Physicians wary of insurers covering OTC medications
■ Two Minnesota insurers are entering rare territory in an attempt to save money. Physicians are concerned about whether patients will get the drugs they need.
By Jonathan G. Bethely — Posted Aug. 21, 2006
Four years ago, WellPoint Health Networks successfully petitioned the Food and Drug Administration to make Claritin available without a prescription. A year later, the FDA approved a nonprescription version of Prilosec. Insurers expected to save big money thanks to those approvals.
Not only did they no longer have to cover two of the biggest sellers in the two biggest-selling drug categories -- antihistamines and proton pump inhibitors -- but they could also steer patients toward the OTC medications by increasing co-pays and requiring prior authorization for the prescription counterparts.
Despite the FDA approvals and other plan strategies, such as using the rate of prescribing generics as part of a physician's pay-for-performance package, health plans are still seeing their annual drug costs go up by double-digit percentages. So a few plans are doing something that was unforeseen when WellPoint pressed its case to the FDA. Blue Cross Blue Shield of Minnesota and Medica, another Minnesota plan, are paying the full cost for over-the-counter Claritin and Prilosec.
The plans decided it would be cheaper to pay for the nonprescription medicine than even for the generic version of a prescription drug.
"We started the program because we saw an opportunity for savings," Minnesota Blues spokeswoman Jan Hennings said.
And savings there are.

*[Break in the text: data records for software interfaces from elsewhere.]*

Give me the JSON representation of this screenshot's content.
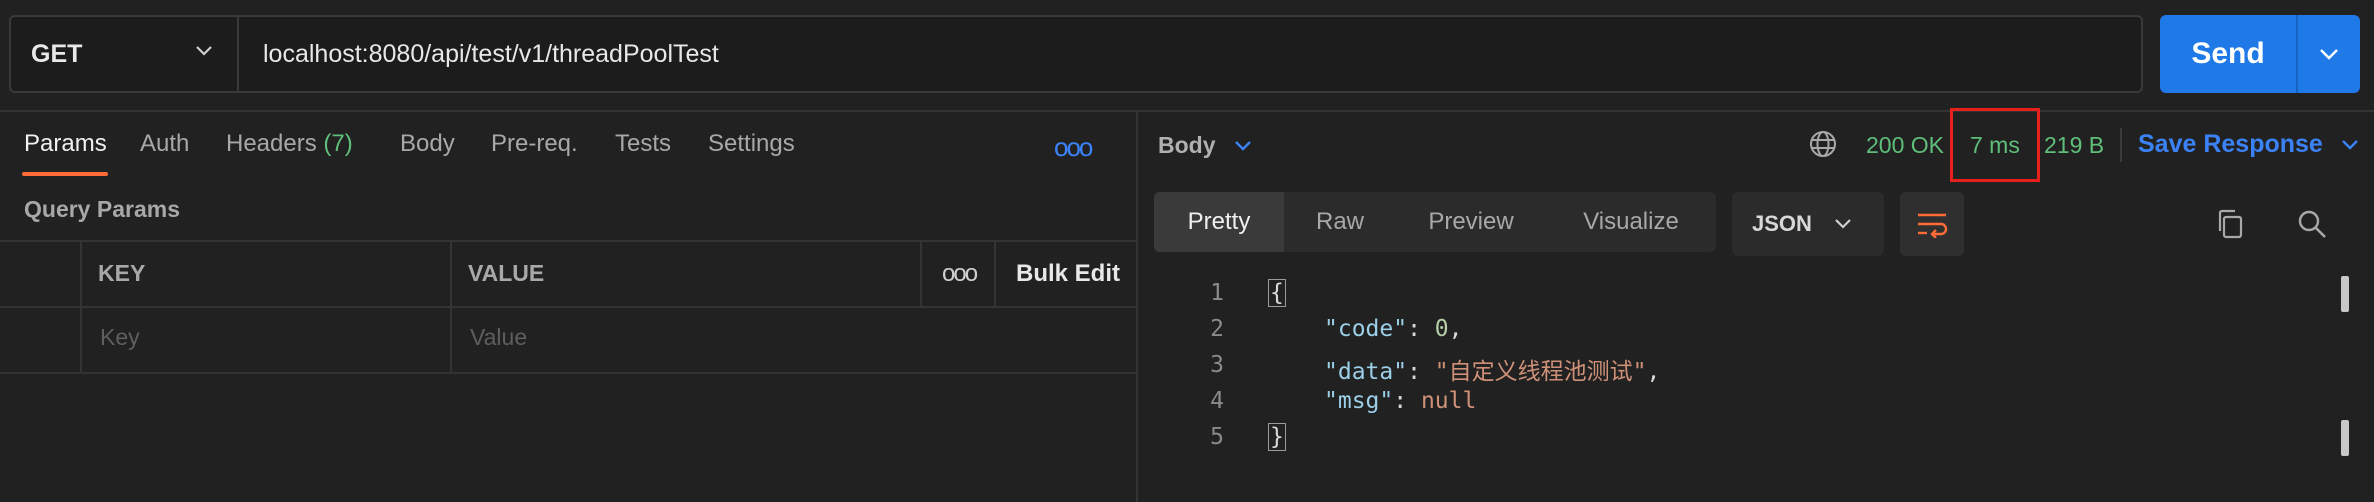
{
  "request": {
    "method": "GET",
    "url": "localhost:8080/api/test/v1/threadPoolTest",
    "send_label": "Send"
  },
  "request_tabs": [
    {
      "label": "Params",
      "active": true
    },
    {
      "label": "Auth"
    },
    {
      "label": "Headers",
      "count": "(7)"
    },
    {
      "label": "Body"
    },
    {
      "label": "Pre-req."
    },
    {
      "label": "Tests"
    },
    {
      "label": "Settings"
    }
  ],
  "more_icon": "ooo",
  "query_params": {
    "title": "Query Params",
    "columns": {
      "key": "KEY",
      "value": "VALUE",
      "more": "ooo",
      "bulk_edit": "Bulk Edit"
    },
    "placeholder": {
      "key": "Key",
      "value": "Value"
    }
  },
  "response": {
    "body_selector": "Body",
    "status": "200 OK",
    "time": "7 ms",
    "size": "219 B",
    "save_label": "Save Response",
    "view_tabs": [
      "Pretty",
      "Raw",
      "Preview",
      "Visualize"
    ],
    "format": "JSON",
    "line_numbers": [
      "1",
      "2",
      "3",
      "4",
      "5"
    ],
    "json": {
      "open": "{",
      "close": "}",
      "code_key": "\"code\"",
      "code_val": "0",
      "data_key": "\"data\"",
      "data_val": "\"自定义线程池测试\"",
      "msg_key": "\"msg\"",
      "msg_val": "null",
      "colon": ": ",
      "comma": ","
    }
  },
  "colors": {
    "accent": "#1f7ae8",
    "status_green": "#5fbf7a",
    "tab_underline": "#ff6c37",
    "highlight_box": "#e8201d"
  }
}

The Minnesota Blues says it's saved $400,000 in the first three months of its program, which began with the plan mailing notices to members taking allergy and heartburn drugs, informing them they could get over-the-counter versions at no cost if they got a prescription. The plan says it expects to save another $600,000 in the next three months of its nascent program.

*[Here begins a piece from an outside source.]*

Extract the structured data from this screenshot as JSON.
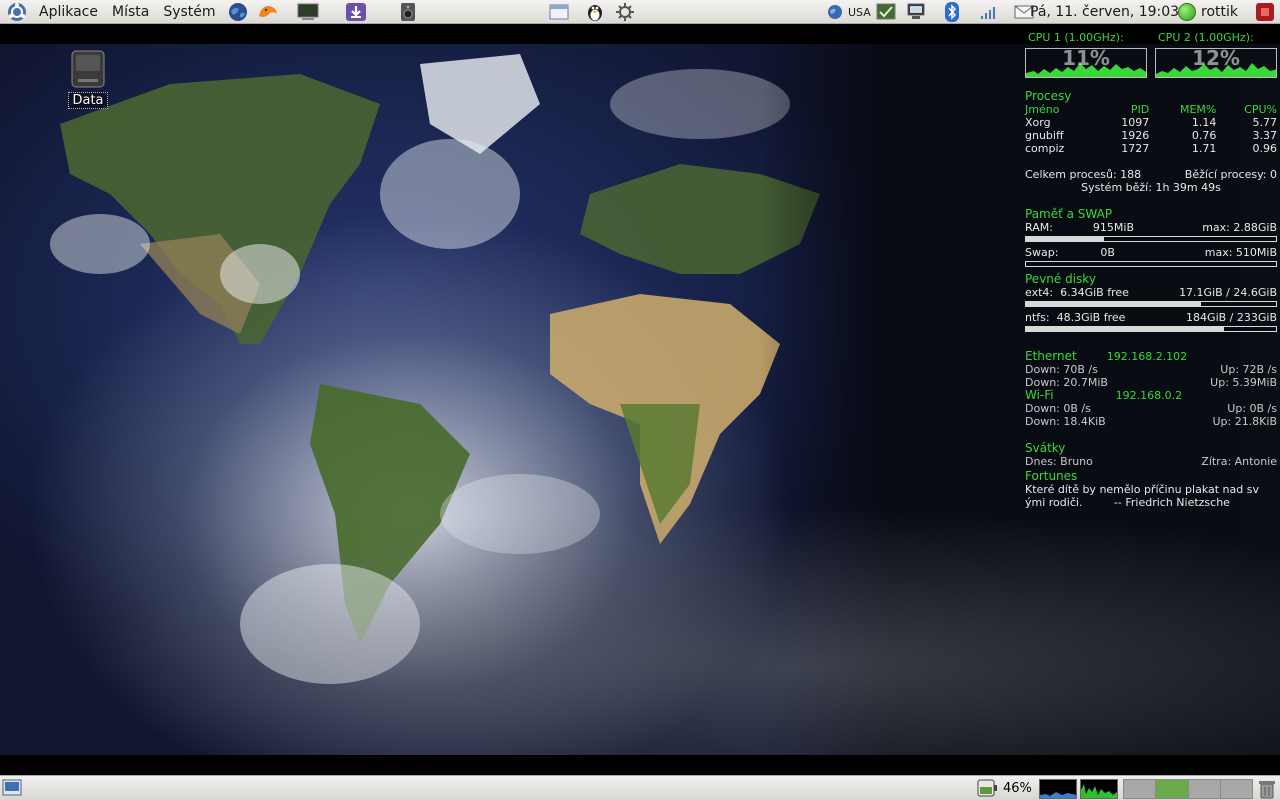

Medica, which has had its program in place since 2003, says it saved $5 million in 2005, $4 million of it on heartburn medication alone. The cost difference is stark -- the Web site for the Walgreen's drugstore chain shows a 30-capsule prescription of Prilosec costs about $122, versus about $22 for a similar amount of the OTC version.
Will the idea spread?
Many Medicaid plans also cover over-the-counter drugs, and the Internal Revenue Service in 2004 allowed nonprescription drugs to be reimbursed through pretax flexible spending accounts. But most major health plans have not yet decided to follow the Minnesota plans' lead.
Still, physicians are worried about where this trend might be heading -- and they wonder if plans steering patients toward nonprescription drugs is a case of being penny-wise but pound-foolish.
David D. Luehr, MD, a family physician and president of the Minnesota Medical Assn., said the Blues and Medica programs are good for patients needing to save money. But he said plans fail to realize that switching a medication isn't just a matter of writing a new prescription. Physicians sometimes need to schedule additional office visits and redo lab work to accommodate new treatment. "I'm not sure that that part is saving money," Dr. Luehr said.
More work for physicians?
Larry S. Fields, MD, president of the American Academy of Family Physicians said he suspects the plans hope patients are able to make the switch without an office visit.
"Unfortunately, in the payment systems of today the only way physicians get paid for work is to see people," said Dr. Fields, a family physician in Ashland, Ky. "I'm sure [insurers] would prefer patients to just make a phone call. To me it sounds like a lot of work. People should be adequately paid for the work they perform."
Also, not every antihistamine or proton pump inhibitor is alike, Dr. Luehr said. "The frustration we have is that sometimes the branded, more expensive medication is needed. It requires some time and effort to convince the patients."
Allergist Stanley Goldstein, MD, chair of the American Academy of Allergy, Asthma and Immunology's Practice and Policy Division, called the OTC programs "a step backward."
"We don't recommend OTC if we think it isn't going to be effective," said Dr. Goldstein, director of Allergy and Asthma Care of Long Island in Rockville Centre, N.Y. "[The patient] isn't going to make a decision based on what's good for them. The point is you're saying in a way 'I'll give you ineffective medical care but I'm going to pay you for it.' "
Like Dr. Luehr, Dr. Goldstein said insurers think they're saving money in the short term, but ultimately they may end up spending more money on patients who decided to make the switch to OTC against their physicians' recommendations.
"It's a matter of making poor medical decisions," Dr. Goldstein said.
Kerry Bendel, director of pharmacy for Medica, responded by saying physicians should feel no compunction to prescribe OTC drugs.
"We offer the OTC as an alternative -- we don't mandate," Bendel said. "It's up to the physician whether or not it will be beneficial to the patient."